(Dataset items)

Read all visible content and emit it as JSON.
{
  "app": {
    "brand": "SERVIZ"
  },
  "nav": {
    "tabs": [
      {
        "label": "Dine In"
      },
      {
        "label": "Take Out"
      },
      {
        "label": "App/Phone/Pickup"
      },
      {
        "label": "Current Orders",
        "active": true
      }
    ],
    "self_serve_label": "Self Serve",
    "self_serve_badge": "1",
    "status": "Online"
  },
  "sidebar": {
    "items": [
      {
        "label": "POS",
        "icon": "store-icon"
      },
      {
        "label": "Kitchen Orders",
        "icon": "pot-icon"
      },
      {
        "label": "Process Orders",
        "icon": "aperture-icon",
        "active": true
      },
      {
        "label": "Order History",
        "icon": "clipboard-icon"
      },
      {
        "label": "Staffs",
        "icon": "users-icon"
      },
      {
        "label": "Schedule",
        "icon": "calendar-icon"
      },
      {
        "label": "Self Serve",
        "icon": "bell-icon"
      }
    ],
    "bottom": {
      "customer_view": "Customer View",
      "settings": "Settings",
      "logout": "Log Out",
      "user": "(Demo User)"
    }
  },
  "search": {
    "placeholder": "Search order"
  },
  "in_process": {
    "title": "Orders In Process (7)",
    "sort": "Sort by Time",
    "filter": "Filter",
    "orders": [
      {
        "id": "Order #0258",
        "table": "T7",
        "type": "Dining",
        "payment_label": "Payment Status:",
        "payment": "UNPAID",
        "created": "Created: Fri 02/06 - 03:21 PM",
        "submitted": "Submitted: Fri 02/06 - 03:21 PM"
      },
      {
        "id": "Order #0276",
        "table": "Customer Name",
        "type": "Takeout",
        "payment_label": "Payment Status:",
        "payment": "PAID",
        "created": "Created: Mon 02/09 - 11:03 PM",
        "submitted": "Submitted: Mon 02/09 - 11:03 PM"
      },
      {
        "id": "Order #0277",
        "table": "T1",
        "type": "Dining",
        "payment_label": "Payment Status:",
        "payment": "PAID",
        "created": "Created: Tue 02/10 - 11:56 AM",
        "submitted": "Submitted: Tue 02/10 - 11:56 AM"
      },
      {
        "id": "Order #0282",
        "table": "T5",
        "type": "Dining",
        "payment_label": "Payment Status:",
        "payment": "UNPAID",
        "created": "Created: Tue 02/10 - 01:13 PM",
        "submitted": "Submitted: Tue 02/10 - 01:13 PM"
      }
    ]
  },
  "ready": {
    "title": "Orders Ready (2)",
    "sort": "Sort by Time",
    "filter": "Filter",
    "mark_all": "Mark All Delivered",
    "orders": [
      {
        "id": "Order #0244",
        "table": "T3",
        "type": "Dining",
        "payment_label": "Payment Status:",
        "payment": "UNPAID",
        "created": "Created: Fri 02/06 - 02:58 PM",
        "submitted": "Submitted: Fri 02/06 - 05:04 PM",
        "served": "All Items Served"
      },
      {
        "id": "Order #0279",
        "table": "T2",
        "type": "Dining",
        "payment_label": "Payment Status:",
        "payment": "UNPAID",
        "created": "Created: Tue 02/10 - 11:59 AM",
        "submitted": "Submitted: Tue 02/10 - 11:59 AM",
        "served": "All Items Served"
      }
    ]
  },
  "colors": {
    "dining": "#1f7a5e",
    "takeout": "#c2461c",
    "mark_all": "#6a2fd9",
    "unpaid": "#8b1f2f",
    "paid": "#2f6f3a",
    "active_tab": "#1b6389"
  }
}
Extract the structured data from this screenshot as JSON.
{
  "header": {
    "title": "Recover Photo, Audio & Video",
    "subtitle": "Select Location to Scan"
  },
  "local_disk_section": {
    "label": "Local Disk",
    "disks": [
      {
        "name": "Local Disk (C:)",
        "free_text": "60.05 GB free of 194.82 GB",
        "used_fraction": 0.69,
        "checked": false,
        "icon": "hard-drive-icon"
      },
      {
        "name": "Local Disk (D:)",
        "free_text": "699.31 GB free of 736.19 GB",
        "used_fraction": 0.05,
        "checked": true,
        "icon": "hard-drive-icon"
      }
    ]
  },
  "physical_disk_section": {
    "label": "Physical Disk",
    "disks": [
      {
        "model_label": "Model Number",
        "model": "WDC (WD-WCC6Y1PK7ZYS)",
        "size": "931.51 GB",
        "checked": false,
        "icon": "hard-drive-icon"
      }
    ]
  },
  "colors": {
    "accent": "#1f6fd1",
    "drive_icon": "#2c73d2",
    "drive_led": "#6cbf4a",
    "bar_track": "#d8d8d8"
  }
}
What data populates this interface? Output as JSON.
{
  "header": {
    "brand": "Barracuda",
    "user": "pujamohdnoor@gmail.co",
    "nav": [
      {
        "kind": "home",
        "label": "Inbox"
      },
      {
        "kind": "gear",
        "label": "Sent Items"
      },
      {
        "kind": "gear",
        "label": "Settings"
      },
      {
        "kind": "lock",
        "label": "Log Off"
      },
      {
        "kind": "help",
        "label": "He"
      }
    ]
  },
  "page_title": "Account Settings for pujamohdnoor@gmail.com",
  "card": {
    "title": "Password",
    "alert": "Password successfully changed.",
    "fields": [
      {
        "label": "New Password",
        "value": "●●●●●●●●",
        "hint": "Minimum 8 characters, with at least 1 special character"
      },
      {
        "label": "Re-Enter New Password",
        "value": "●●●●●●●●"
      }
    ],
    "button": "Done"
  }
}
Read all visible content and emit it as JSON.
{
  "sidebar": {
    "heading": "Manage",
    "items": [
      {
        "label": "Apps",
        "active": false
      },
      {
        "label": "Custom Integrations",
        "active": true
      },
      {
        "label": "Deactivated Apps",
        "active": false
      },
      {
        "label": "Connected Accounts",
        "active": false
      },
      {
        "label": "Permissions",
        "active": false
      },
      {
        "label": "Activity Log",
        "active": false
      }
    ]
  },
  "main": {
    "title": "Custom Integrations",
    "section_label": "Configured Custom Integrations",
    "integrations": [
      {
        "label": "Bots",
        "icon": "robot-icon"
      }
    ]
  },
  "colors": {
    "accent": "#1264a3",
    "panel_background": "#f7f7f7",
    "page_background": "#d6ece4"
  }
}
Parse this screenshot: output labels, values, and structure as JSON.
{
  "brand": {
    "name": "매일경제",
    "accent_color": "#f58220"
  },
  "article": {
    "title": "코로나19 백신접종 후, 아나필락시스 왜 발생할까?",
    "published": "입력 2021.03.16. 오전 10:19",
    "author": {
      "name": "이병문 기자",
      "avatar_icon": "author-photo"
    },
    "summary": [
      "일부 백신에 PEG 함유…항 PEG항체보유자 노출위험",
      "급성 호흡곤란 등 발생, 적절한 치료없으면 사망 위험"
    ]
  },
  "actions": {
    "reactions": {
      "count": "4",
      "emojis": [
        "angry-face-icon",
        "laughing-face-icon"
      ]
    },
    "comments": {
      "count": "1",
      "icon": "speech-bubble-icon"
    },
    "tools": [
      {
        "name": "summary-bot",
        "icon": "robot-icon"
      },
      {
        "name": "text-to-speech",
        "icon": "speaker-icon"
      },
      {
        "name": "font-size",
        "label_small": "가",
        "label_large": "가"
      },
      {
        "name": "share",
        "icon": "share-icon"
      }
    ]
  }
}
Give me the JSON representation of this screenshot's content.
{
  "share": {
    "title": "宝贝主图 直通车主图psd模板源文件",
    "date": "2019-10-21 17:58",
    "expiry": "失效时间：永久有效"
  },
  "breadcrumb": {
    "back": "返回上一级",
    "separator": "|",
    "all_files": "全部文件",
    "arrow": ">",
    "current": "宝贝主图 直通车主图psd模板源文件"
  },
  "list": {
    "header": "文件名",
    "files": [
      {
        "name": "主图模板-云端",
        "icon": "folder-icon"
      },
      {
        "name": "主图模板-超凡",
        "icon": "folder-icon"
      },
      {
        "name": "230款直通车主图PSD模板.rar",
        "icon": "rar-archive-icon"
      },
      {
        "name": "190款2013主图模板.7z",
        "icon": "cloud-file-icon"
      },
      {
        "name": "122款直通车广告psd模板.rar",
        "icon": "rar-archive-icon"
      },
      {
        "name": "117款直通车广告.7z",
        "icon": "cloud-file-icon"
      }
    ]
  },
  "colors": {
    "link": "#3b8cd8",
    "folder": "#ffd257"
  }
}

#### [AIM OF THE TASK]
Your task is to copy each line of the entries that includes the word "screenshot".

#### [RESPONSE BOX]
Extract the structured data from this screenshot as JSON.
Parse this screenshot: output labels, values, and structure as JSON.
Give me the JSON representation of this screenshot's content.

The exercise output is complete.